Data extract:
○ ○ ○

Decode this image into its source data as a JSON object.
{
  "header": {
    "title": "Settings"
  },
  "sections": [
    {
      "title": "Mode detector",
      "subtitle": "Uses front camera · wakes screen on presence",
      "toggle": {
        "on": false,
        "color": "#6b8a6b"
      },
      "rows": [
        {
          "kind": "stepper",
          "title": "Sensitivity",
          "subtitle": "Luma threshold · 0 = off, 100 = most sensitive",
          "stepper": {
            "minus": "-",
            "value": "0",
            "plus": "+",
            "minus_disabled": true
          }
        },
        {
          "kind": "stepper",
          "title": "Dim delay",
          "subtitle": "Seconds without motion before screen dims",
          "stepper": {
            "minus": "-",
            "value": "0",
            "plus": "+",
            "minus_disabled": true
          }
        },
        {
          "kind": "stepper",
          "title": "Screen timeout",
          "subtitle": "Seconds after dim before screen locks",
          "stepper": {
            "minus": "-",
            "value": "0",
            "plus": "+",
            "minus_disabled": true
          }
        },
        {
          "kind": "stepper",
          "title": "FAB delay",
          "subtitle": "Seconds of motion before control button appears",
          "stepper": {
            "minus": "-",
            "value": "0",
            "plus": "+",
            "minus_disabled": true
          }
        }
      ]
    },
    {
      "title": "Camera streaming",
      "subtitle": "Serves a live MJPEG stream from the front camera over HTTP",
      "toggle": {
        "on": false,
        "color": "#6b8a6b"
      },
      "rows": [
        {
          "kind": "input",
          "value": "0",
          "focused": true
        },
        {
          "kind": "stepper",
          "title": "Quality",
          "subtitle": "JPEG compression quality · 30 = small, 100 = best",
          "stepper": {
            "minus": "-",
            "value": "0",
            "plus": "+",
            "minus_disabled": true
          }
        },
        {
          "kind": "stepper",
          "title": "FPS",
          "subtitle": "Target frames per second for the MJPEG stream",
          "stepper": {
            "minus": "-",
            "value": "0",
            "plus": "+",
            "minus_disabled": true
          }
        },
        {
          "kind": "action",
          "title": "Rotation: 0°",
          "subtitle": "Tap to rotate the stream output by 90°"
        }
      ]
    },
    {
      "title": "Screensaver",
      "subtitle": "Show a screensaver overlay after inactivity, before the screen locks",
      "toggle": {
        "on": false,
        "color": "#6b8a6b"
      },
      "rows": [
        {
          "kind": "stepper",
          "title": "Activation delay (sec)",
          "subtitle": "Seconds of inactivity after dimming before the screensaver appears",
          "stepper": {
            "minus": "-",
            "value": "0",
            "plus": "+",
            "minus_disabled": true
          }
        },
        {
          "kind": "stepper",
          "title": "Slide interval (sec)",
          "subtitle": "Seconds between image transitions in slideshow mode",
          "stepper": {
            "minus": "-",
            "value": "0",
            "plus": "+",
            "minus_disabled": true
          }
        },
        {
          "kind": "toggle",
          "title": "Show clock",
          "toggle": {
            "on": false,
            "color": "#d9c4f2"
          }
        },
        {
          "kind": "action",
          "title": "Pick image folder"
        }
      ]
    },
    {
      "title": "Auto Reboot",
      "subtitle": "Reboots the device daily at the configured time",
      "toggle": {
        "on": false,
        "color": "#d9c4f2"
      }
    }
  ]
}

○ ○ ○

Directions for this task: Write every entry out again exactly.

Response box:
Decode this image into its source data as a JSON object.
{
  "header": {
    "title": "Settings"
  },
  "sections": [
    {
      "title": "Mode detector",
      "subtitle": "Uses front camera · wakes screen on presence",
      "toggle": {
        "on": false,
        "color": "#6b8a6b"
      },
      "rows": [
        {
          "kind": "stepper",
          "title": "Sensitivity",
          "subtitle": "Luma threshold · 0 = off, 100 = most sensitive",
          "stepper": {
            "minus": "-",
            "value": "0",
            "plus": "+",
            "minus_disabled": true
          }
        },
        {
          "kind": "stepper",
          "title": "Dim delay",
          "subtitle": "Seconds without motion before screen dims",
          "stepper": {
            "minus": "-",
            "value": "0",
            "plus": "+",
            "minus_disabled": true
          }
        },
        {
          "kind": "stepper",
          "title": "Screen timeout",
          "subtitle": "Seconds after dim before screen locks",
          "stepper": {
            "minus": "-",
            "value": "0",
            "plus": "+",
            "minus_disabled": true
          }
        },
        {
          "kind": "stepper",
          "title": "FAB delay",
          "subtitle": "Seconds of motion before control button appears",
          "stepper": {
            "minus": "-",
            "value": "0",
            "plus": "+",
            "minus_disabled": true
          }
        }
      ]
    },
    {
      "title": "Camera streaming",
      "subtitle": "Serves a live MJPEG stream from the front camera over HTTP",
      "toggle": {
        "on": false,
        "color": "#6b8a6b"
      },
      "rows": [
        {
          "kind": "input",
          "value": "0",
          "focused": true
        },
        {
          "kind": "stepper",
          "title": "Quality",
          "subtitle": "JPEG compression quality · 30 = small, 100 = best",
          "stepper": {
            "minus": "-",
            "value": "0",
            "plus": "+",
            "minus_disabled": true
          }
        },
        {
          "kind": "stepper",
          "title": "FPS",
          "subtitle": "Target frames per second for the MJPEG stream",
          "stepper": {
            "minus": "-",
            "value": "0",
            "plus": "+",
            "minus_disabled": true
          }
        },
        {
          "kind": "action",
          "title": "Rotation: 0°",
          "subtitle": "Tap to rotate the stream output by 90°"
        }
      ]
    },
    {
      "title": "Screensaver",
      "subtitle": "Show a screensaver overlay after inactivity, before the screen locks",
      "toggle": {
        "on": false,
        "color": "#6b8a6b"
      },
      "rows": [
        {
          "kind": "stepper",
          "title": "Activation delay (sec)",
          "subtitle": "Seconds of inactivity after dimming before the screensaver appears",
          "stepper": {
            "minus": "-",
            "value": "0",
            "plus": "+",
            "minus_disabled": true
          }
        },
        {
          "kind": "stepper",
          "title": "Slide interval (sec)",
          "subtitle": "Seconds between image transitions in slideshow mode",
          "stepper": {
            "minus": "-",
            "value": "0",
            "plus": "+",
            "minus_disabled": true
          }
        },
        {
          "kind": "toggle",
          "title": "Show clock",
          "toggle": {
            "on": false,
            "color": "#d9c4f2"
          }
        },
        {
          "kind": "action",
          "title": "Pick image folder"
        }
      ]
    },
    {
      "title": "Auto Reboot",
      "subtitle": "Reboots the device daily at the configured time",
      "toggle": {
        "on": false,
        "color": "#d9c4f2"
      }
    }
  ]
}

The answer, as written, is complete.